The inspector must visually examine the entire piping system and make notes of any unsafe or hazardous conditions. They must also conduct a pressure test to ensure that the system is operating within acceptable limits. The LMP must also notify the DOB of any unsafe or hazardous conditions identified during the inspection. After the inspection is complete, the LMP must send a GPS1 Gas Piping Periodic Inspection Certification form to the building owner within 30 days. It is then the building owner’s responsibility to submit the report to the DOB via the online GPS2 submission portal created for this purpose.
Local Law 152 Enforcement
It has implemented a number of laws to maximize the safety of its exposed gas piping systems. One of those laws, Local Law 152, requires building owners to have their piping inspected on a regular basis. While the process can seem complex and overwhelming, it is easy to navigate with a little bit of preparation.

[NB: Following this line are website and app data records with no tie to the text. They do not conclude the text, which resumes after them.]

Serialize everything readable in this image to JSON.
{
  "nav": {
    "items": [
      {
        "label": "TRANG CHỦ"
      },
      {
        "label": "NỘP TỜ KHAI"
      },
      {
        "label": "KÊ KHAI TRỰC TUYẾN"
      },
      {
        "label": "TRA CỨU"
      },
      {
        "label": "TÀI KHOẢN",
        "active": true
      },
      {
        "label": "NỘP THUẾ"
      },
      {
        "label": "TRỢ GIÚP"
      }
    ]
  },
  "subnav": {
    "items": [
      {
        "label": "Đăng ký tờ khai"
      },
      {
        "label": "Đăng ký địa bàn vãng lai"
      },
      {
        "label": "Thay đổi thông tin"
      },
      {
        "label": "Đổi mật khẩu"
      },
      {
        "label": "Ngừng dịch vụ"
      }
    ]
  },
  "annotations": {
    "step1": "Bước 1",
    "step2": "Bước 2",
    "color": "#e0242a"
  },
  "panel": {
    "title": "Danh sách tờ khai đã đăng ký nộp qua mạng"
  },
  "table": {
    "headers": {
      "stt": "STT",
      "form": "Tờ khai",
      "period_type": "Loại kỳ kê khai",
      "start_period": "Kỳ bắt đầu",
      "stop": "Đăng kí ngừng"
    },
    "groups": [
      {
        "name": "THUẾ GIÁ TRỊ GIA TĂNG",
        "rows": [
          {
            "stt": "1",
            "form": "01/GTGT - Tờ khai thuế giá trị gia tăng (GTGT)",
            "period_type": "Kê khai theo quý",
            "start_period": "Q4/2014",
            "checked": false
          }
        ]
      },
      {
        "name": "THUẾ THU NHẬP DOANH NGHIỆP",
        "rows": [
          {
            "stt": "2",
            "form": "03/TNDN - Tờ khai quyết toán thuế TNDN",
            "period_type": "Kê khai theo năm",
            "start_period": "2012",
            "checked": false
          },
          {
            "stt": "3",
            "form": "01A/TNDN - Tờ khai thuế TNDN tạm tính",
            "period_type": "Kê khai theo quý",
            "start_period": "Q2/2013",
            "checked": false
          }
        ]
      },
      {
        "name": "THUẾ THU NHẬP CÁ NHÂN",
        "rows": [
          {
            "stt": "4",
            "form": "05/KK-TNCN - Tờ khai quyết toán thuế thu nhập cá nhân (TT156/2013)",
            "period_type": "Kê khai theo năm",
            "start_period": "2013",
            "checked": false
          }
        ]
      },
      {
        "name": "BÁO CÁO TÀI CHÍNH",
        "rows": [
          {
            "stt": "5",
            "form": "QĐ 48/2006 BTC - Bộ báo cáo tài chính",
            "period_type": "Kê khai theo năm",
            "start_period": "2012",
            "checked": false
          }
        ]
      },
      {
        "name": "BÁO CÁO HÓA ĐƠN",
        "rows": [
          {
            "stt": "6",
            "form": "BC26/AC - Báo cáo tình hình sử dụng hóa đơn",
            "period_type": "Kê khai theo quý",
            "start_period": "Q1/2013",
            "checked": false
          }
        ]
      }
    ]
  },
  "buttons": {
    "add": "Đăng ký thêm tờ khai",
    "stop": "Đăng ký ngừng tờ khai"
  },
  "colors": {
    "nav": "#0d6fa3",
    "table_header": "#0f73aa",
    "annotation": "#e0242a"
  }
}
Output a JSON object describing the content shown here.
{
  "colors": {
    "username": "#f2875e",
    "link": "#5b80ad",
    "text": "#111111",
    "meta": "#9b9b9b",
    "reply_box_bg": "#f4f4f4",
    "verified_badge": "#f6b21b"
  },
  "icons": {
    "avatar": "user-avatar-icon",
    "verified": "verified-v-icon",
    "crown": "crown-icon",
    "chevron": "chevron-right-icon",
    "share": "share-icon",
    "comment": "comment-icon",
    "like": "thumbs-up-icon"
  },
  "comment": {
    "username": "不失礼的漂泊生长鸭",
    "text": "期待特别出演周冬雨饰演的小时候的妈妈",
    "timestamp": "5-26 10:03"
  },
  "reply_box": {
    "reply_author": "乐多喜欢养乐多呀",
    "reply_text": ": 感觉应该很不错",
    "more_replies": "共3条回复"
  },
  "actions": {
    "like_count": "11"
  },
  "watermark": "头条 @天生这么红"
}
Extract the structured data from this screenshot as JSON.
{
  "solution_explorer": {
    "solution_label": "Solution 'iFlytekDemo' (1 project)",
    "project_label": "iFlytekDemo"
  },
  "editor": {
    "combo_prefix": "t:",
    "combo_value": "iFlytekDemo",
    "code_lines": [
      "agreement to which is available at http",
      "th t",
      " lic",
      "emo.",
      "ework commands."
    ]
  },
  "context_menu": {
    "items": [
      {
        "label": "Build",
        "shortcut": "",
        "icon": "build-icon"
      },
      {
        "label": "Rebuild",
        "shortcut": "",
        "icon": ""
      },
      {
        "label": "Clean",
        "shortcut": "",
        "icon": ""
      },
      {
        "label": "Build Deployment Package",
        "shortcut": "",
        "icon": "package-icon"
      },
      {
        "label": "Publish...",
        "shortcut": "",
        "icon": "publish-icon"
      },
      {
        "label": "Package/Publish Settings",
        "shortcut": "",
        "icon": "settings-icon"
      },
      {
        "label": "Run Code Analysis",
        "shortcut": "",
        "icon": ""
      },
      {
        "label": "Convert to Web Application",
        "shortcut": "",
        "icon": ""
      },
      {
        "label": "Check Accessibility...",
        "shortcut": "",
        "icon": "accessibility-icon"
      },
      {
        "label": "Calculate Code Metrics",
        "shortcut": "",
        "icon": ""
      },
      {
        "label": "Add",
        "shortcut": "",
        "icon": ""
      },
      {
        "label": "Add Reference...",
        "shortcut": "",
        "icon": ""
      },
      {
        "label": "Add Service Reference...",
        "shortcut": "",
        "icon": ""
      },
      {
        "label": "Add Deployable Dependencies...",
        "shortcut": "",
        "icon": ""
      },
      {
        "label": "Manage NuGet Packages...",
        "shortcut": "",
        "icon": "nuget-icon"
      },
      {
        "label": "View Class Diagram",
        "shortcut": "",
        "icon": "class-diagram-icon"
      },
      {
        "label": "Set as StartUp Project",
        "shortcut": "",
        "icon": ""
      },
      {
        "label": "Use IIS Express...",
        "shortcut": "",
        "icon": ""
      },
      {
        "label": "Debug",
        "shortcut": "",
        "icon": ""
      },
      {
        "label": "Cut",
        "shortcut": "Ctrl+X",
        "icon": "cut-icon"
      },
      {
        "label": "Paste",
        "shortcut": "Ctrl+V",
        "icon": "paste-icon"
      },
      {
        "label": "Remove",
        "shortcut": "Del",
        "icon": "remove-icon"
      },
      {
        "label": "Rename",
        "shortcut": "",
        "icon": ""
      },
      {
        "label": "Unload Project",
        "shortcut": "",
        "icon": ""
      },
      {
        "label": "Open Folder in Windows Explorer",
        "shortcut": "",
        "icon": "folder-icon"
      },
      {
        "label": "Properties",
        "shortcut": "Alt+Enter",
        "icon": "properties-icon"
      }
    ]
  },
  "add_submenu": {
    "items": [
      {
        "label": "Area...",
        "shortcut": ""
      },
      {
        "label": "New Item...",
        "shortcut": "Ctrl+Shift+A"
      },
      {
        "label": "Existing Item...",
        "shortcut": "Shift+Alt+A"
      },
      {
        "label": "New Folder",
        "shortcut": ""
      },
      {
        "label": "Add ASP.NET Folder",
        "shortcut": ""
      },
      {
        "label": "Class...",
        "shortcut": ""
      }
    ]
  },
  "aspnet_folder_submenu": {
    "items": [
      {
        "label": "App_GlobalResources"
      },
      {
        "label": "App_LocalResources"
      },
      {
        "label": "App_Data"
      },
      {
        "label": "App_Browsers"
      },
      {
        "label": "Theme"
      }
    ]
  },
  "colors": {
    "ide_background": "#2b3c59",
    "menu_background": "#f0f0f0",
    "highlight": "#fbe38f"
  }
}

This guide will outline the basics of LL 152 compliance and provide tips for how to ensure your building stays in good standing.
Local Law 152 was introduced in 2016 as part of a larger package of legislation designed to reduce the risk of deadly gas leaks and pipeline explosions. It requires all buildings with exposed gas piping to undergo inspections on a four-year cycle, and it establishes fines for non-compliance. Additionally, it mandates that all piping be marked with combustible gas leak indicators and detectors. It also stipulates how boards and owners must notify residents in the event of a potential gas leak.
LL 152 compliance is mandatory for all buildings with exposed gas piping, except those in occupancy group R-3 (two families or less). If you’re not sure whether your building is included in the exception, check the classification on your Certificate of Occupancy.
To be in good standing, your building must have a qualified inspector conduct a complete LL 152 inspection and issue an inspection certificate within 120 days of the initial inspection. If you find problems during your inspection, you have 120 days to correct them and submit a new Certificate of Inspection.
You must keep all documents relating to your LL 152 inspection in your files for 10 years following the inspection and submission. The city’s Department of Buildings may request these documents at any time.